A man who pleaded guilty to committing a hate crime by hanging a noose outside a middle school has delivered a public apology, saying he didn't mean to scare or discriminate against anyone because of their race.
Nineteen-year-old Conner Prout stood before roughly 60 people at a meeting of the Caucus of African-American Leaders on Tuesday and apologized for his role in a stunt that sent Crofton Middle School students running to the guidance counselor's office in tears, the Capital reports .
"I would like to publicly apologize to all those that were offended by the noose that we hung back in May," Prout said.
Prout was one of two men charged; His co-defendant, John Havermann, is scheduled to go to trial on a hate crime charge on Oct. 19.
This apology was required as part of a plea agreement in which Prout was sentenced to 18 months of probation and 120 hours of community service, which includes working with civil rights organizations to learn the history of the noose.
It was Prout and his father who came up with the idea of reaching out to the National Association for the Advancement of Colored People after he was charged, Prout's attorney, Richard Trunnell, told The Associated Press on Tuesday.
"Conner has always expressed that the noose was not racial, but by the time the police showed up he was very cooperative and understood what he'd done," Trunnell said. He said he initially counseled Prout not to attend the public meeting, but the young man insisted. "Conner said, 'I want to do this.' He was adamant."

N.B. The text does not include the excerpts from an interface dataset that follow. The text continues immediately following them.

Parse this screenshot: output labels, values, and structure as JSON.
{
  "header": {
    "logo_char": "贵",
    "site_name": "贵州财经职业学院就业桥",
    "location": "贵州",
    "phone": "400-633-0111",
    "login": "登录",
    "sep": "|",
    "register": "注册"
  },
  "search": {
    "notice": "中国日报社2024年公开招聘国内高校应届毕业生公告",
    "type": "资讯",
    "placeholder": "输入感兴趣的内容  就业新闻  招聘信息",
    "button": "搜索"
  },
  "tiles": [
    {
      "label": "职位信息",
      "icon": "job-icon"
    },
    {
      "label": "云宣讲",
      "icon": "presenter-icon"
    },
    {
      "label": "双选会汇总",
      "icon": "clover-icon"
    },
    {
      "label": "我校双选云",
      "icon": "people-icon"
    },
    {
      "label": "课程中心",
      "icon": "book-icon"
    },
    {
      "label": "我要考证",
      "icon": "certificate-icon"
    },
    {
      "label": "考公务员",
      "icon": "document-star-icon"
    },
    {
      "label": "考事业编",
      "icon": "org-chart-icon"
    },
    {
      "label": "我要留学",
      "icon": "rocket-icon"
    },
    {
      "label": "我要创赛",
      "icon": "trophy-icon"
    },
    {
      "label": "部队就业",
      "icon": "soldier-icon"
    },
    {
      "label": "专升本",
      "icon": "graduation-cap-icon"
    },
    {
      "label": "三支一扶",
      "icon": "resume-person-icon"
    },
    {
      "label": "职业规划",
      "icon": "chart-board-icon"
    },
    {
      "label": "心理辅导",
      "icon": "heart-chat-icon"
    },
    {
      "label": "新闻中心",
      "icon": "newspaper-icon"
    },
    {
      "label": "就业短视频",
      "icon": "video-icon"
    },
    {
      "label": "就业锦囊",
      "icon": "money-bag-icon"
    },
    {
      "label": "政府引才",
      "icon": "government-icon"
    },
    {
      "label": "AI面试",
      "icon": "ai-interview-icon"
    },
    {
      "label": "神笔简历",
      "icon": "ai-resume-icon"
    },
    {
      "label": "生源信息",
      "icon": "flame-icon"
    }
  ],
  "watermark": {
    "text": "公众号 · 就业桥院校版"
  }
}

Carl Snowden, the convener of the caucus, said a public apology is a crucial step in raising awareness and building understanding in society, which is becoming more and more divisive.
"There's a mythology that the problem is with an older generation, racists of a bygone era. But in Virginia, the vast majority of the Klansmen were young people," Snowden observed.
"In South Carolina, Dylann Roof was 21 years old. Because of the internet and the sophistication of white supremacist groups, the danger lies with the youth. We think it's important for Conner to come forward to express his apology, but also to talk about what he'll do to ensure that other people don't go down this path."
Anne Arundel County State's Attorney Wes Adams said requiring strong community service, supervised by the NAACP, as well as a public apology makes sense, given the impact of the crime on the community.
"The nature of what Mr. Prout pled guilty to is divisive on its face, and my responsibility to my community is to make sure that there's a sentence that has accountability, has some portion of rehabilitation and, in this particular instance, can maybe repair something that was fractured," Adams said. "We tried to fashion a sentence that would approach all three."
Information from: The Capital, http://www.capitalgazette.com/